▶ **Task to carry out**: Look over the listing below and say how many of its lines include the string "JSON"; give no more than that number.

▶ **Given records**:
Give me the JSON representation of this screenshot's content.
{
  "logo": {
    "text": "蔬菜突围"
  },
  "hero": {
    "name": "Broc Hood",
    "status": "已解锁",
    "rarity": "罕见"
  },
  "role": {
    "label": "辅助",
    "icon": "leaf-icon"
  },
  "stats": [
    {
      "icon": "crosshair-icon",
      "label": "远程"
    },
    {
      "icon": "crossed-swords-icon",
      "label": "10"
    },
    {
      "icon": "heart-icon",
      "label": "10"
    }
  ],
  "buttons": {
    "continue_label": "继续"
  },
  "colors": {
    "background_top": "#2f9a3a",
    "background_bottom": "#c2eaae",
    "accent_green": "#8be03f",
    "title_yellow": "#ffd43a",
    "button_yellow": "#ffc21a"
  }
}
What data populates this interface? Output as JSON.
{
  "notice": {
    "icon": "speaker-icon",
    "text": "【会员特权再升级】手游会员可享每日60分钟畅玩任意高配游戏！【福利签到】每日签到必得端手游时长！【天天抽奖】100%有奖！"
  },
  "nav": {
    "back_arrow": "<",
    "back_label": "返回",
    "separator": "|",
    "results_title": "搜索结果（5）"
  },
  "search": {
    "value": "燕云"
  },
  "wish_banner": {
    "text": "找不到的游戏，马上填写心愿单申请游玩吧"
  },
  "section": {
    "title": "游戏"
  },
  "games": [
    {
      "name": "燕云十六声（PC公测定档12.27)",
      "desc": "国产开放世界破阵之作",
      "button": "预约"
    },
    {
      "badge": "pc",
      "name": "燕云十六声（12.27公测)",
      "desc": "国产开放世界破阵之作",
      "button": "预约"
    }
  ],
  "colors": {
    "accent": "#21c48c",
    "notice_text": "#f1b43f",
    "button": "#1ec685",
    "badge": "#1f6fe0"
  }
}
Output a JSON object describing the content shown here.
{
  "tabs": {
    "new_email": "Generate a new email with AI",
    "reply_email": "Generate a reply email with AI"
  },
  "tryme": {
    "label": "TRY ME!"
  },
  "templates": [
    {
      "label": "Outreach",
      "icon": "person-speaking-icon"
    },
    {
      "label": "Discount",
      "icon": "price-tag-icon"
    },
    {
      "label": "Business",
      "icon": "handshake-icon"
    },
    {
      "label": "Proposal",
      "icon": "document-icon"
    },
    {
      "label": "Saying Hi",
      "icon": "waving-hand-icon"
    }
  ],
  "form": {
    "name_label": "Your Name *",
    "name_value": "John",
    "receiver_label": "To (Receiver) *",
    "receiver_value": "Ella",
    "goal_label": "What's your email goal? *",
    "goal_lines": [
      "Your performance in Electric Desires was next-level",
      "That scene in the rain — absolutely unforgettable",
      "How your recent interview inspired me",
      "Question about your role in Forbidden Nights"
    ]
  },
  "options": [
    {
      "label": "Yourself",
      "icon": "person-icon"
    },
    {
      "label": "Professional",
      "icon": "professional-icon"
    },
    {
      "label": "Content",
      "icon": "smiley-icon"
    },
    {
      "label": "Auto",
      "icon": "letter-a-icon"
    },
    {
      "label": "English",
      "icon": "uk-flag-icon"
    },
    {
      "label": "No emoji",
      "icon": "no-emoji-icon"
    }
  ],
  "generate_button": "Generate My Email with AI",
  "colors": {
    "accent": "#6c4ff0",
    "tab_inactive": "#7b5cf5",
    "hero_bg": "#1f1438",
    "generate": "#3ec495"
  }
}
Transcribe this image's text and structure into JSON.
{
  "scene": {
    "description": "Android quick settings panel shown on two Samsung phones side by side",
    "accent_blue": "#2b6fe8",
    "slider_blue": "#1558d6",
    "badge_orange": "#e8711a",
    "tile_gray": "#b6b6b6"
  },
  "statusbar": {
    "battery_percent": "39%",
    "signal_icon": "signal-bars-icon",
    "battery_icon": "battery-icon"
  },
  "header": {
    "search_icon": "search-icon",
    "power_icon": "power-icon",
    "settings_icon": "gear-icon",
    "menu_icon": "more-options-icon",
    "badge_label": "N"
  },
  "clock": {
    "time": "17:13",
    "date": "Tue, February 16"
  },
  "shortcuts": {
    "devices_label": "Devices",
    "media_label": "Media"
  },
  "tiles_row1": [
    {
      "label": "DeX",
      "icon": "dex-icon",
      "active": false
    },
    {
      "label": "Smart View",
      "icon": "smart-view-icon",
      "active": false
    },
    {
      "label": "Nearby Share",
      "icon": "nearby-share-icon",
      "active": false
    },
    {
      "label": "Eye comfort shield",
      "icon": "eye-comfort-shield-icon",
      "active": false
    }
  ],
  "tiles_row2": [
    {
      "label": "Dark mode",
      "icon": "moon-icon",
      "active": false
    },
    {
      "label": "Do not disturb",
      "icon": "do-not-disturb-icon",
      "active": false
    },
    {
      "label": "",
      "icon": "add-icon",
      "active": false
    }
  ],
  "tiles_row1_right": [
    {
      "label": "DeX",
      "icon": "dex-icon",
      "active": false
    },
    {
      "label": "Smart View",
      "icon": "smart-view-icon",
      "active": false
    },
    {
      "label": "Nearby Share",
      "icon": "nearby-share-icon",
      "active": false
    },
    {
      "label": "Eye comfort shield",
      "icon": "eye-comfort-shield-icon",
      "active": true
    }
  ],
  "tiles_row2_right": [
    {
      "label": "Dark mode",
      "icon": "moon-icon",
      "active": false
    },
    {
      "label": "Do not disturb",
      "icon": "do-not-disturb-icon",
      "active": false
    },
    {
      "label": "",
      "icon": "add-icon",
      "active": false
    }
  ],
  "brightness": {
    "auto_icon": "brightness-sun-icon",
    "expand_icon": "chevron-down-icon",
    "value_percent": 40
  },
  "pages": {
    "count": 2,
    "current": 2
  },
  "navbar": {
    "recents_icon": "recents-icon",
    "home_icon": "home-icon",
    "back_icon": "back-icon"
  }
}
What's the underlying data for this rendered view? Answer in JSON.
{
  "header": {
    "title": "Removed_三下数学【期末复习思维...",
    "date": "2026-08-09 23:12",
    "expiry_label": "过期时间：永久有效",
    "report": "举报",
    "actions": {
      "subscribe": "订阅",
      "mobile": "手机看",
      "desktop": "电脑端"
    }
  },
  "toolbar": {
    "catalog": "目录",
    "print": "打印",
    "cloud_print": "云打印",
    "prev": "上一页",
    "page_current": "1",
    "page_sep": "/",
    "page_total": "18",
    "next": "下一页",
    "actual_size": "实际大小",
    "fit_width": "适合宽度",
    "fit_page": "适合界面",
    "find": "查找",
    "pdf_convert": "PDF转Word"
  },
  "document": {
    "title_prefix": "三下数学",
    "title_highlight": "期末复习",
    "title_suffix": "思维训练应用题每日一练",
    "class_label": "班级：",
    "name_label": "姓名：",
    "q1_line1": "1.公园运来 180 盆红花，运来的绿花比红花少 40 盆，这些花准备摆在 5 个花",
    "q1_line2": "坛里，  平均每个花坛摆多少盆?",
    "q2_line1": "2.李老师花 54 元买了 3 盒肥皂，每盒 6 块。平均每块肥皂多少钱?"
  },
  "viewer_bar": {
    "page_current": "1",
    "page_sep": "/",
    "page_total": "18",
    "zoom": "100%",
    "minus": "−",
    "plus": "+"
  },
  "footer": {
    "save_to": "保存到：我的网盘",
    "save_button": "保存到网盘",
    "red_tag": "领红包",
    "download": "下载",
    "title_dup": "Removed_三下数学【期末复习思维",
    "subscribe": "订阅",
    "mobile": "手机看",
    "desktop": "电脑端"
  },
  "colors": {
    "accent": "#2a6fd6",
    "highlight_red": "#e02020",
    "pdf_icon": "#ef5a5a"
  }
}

▶ **Task answer**: 5